About this task: Write out the whole listing exactly; no images belong in it.

Given records:
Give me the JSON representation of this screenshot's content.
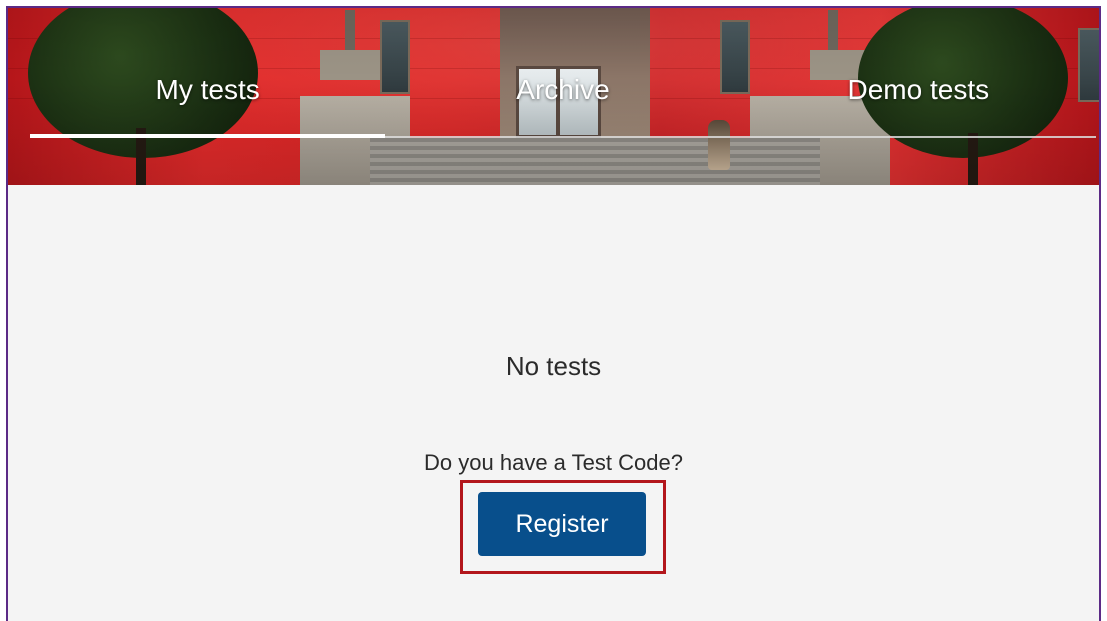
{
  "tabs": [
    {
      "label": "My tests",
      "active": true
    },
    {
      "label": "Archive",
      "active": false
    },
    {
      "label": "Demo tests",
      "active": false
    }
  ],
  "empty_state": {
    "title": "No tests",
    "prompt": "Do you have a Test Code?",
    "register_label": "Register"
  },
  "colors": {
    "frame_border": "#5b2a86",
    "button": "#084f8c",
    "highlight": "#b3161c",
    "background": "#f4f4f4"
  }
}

Output for this exercise:
Give me the JSON representation of this screenshot's content.
{
  "tabs": [
    {
      "label": "My tests",
      "active": true
    },
    {
      "label": "Archive",
      "active": false
    },
    {
      "label": "Demo tests",
      "active": false
    }
  ],
  "empty_state": {
    "title": "No tests",
    "prompt": "Do you have a Test Code?",
    "register_label": "Register"
  },
  "colors": {
    "frame_border": "#5b2a86",
    "button": "#084f8c",
    "highlight": "#b3161c",
    "background": "#f4f4f4"
  }
}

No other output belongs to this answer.